The Favela Painting Project was a collaboration between the local community and artists Joroen Koolhaas and Dre Urhan to transform the community into a landmark, a tourist attraction but most importantly it elevates the image of the favela as an essential part of Rio and a place where its people take pride in their surroundings.
For The Only Story I Can Tell Is My Own, Billy Mullaney recruited 11 women. Each woman was given a long questionnaire listing various actions ranging from the mundane (“wear pajamas”) to the suggestive (“kiss or make out”) to the outrageous (“hiding an object larger than two inches in your vagina”) to the outright sexual (“give [or receive] a blowjob”). For each action, each woman was asked to assign a rating from 0 (“would be completely unwilling”) to 7 (“would do outside rehearsal,” meaning she’d be happy to do it even if not as part of a show).
This led to further discussions. One thing that became clear was that the continuum was too simplistic: there were some actions that some of the women would willingly do in private, but not as part of a show. In the end, the show developed into three parts, all of which took place from 10 p.m. to 12:50 a.m. on the night of July 16.
In Part 1, the women appeared onstage with Billy and performed acts they were uncomfortable with, to varying degrees, but that they had agreed they would do as part of a show. Knuckles were cracked, one woman hung from the rafters, the women donned costumes and did faux battle with Billy. Part 2 was much more loosely structured, and involved only actions the women had ranked six and seven. Billy and the women made ice cream cones, swapped clothing, and simulated a prom dance.
Part 2 sounds like it would be less intense than Part 1, but in fact, the atmosphere in the Southern became increasingly uncomfortable as Billy and the women explored their mutual degrees of freedom. One woman broke down in tears as she told Billy, onstage and in full view of the audience, that she was upset with how things were developing and felt like her voice wasn’t being heard. In the final scene, Billy attended his own funeral—in, for some reason, the character of Bruce Wayne—while several black-clad women (some, by this point, had stopped performing) spoke freely to the audience about their experiences.
Part 3 was a talkback, for which perhaps a dozen audience members stayed to form a circle onstage with the performers.
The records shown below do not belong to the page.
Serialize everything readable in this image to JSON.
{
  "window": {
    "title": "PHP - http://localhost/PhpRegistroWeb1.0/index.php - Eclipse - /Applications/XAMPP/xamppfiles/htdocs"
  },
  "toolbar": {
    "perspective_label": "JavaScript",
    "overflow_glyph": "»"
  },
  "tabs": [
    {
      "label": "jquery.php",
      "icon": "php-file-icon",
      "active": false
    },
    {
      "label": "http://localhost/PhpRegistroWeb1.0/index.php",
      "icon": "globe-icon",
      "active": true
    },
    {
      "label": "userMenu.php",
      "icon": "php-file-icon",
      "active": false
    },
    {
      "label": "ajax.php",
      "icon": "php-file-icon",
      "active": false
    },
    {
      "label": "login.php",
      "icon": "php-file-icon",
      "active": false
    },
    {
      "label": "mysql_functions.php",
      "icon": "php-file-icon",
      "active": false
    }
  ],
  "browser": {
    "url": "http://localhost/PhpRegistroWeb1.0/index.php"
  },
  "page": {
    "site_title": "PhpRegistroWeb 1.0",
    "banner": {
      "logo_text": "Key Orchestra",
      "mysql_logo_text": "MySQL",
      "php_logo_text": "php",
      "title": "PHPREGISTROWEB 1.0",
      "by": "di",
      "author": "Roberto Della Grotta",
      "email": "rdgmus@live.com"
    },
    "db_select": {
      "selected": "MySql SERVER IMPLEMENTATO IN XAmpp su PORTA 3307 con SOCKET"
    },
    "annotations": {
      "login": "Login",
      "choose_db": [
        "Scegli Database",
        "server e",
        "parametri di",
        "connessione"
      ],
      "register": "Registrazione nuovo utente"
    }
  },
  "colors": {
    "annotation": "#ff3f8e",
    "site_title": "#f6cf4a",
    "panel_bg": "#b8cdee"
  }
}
Each person in turn then shared his or her thoughts.
Most audience members expressed conflicting thoughts and emotions. One man said that “on the surface,” his reaction was strongly negative towards Billy, but that the entire experience was causing him to think productively about questions that he rarely was given cause to think about in a theatrical context. Another man actually apologized to the women for his part in the production’s “dehumanizing” of them. “What if Billy had decided to explore another aspect of his privilege?” he asked rhetorically. “Would we all be sitting here talking about what ‘the blacks’ did onstage instead of what ‘the women’ did?”
One of the performers, though, sharply rebuked that man. “Being told I’m dehumanizing myself by my willing participation in this show,” she said, “is more offensive to me than anything that happened onstage tonight.”